▶ [Directions for this task] Find all lines in the records that include the word "JSON", and copy them out.

(Records from a data source)
------------------------
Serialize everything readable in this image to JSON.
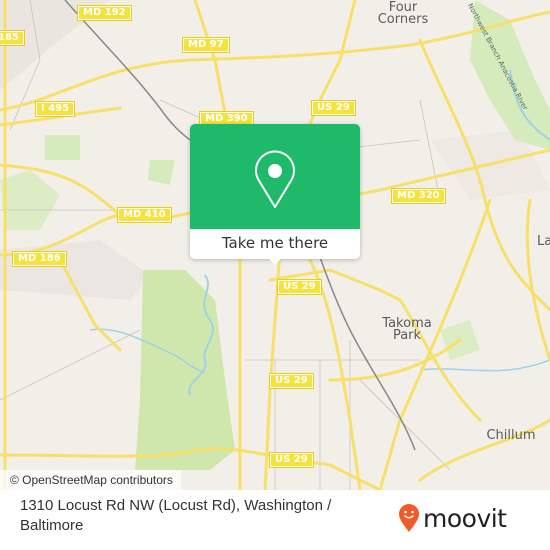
{
  "map": {
    "route_shields": [
      {
        "id": "md192",
        "label": "MD 192"
      },
      {
        "id": "i185",
        "label": "185"
      },
      {
        "id": "md97",
        "label": "MD 97"
      },
      {
        "id": "i495",
        "label": "I 495"
      },
      {
        "id": "md390",
        "label": "MD 390"
      },
      {
        "id": "us29a",
        "label": "US 29"
      },
      {
        "id": "md320",
        "label": "MD 320"
      },
      {
        "id": "md410",
        "label": "MD 410"
      },
      {
        "id": "md186",
        "label": "MD 186"
      },
      {
        "id": "us29b",
        "label": "US 29"
      },
      {
        "id": "us29c",
        "label": "US 29"
      },
      {
        "id": "us29d",
        "label": "US 29"
      }
    ],
    "places": [
      {
        "id": "four-corners",
        "line1": "Four",
        "line2": "Corners"
      },
      {
        "id": "takoma-park",
        "line1": "Takoma",
        "line2": "Park"
      },
      {
        "id": "chillum",
        "line1": "Chillum",
        "line2": ""
      },
      {
        "id": "la",
        "line1": "La",
        "line2": ""
      }
    ],
    "river_label": "Northwest Branch Anacostia River",
    "attribution": "© OpenStreetMap contributors",
    "colors": {
      "land": "#f2efe9",
      "park": "#cfe6ad",
      "road": "#f7e06a",
      "water": "#9fd2e6",
      "rail": "#777777"
    }
  },
  "popup": {
    "icon": "map-pin-icon",
    "cta_label": "Take me there",
    "accent": "#1fb96a"
  },
  "footer": {
    "address": "1310 Locust Rd NW (Locust Rd), Washington / Baltimore",
    "brand": "moovit",
    "brand_color": "#f15a29"
  }
}
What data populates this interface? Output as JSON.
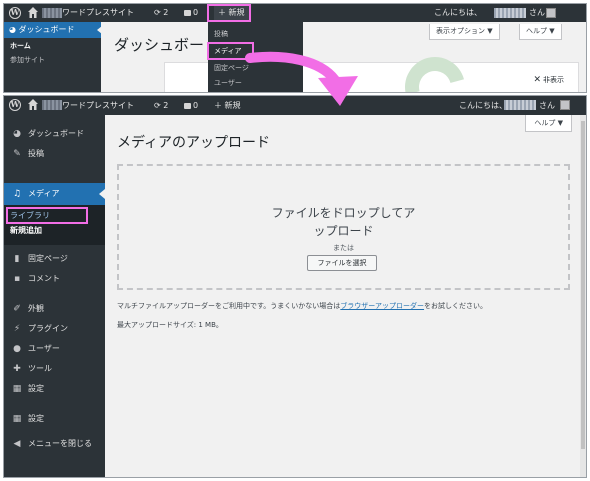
{
  "top_panel": {
    "adminbar": {
      "site_name": "ワードプレスサイト",
      "comments_count": "2",
      "pending_count": "0",
      "new_label": "新規",
      "greeting": "こんにちは、",
      "greeting_suffix": "さん"
    },
    "sidebar": {
      "dashboard": "ダッシュボード",
      "home": "ホーム",
      "joined_sites": "参加サイト"
    },
    "page_title": "ダッシュボード",
    "screen_options": "表示オプション ▼",
    "help": "ヘルプ ▼",
    "dismiss": "非表示",
    "new_menu": [
      "投稿",
      "メディア",
      "固定ページ",
      "ユーザー"
    ]
  },
  "main_panel": {
    "adminbar": {
      "site_name": "ワードプレスサイト",
      "comments_count": "2",
      "pending_count": "0",
      "new_label": "新規",
      "greeting": "こんにちは、",
      "greeting_suffix": "さん"
    },
    "sidebar": {
      "items": [
        {
          "label": "ダッシュボード",
          "icon": "gauge-icon"
        },
        {
          "label": "投稿",
          "icon": "pin-icon"
        },
        {
          "label": "メディア",
          "icon": "media-icon"
        },
        {
          "label": "固定ページ",
          "icon": "page-icon"
        },
        {
          "label": "コメント",
          "icon": "comment-icon"
        },
        {
          "label": "外観",
          "icon": "brush-icon"
        },
        {
          "label": "プラグイン",
          "icon": "plugin-icon"
        },
        {
          "label": "ユーザー",
          "icon": "user-icon"
        },
        {
          "label": "ツール",
          "icon": "wrench-icon"
        },
        {
          "label": "設定",
          "icon": "settings-icon"
        },
        {
          "label": "設定",
          "icon": "settings-icon"
        },
        {
          "label": "メニューを閉じる",
          "icon": "collapse-icon"
        }
      ],
      "submenu": [
        "ライブラリ",
        "新規追加"
      ]
    },
    "page_title": "メディアのアップロード",
    "help": "ヘルプ ▼",
    "dropzone": {
      "line1": "ファイルをドロップしてア",
      "line2": "ップロード",
      "or": "または",
      "select_button": "ファイルを選択"
    },
    "notice_before_link": "マルチファイルアップローダーをご利用中です。うまくいかない場合は",
    "notice_link": "ブラウザーアップローダー",
    "notice_after_link": "をお試しください。",
    "max_size": "最大アップロードサイズ: 1 MB。"
  },
  "colors": {
    "adminbar": "#2c3338",
    "accent": "#2271b1",
    "highlight": "#f26ee6"
  }
}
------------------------
▶ [Reply]
Serialize everything readable in this image to JSON.
What data populates this interface? Output as JSON.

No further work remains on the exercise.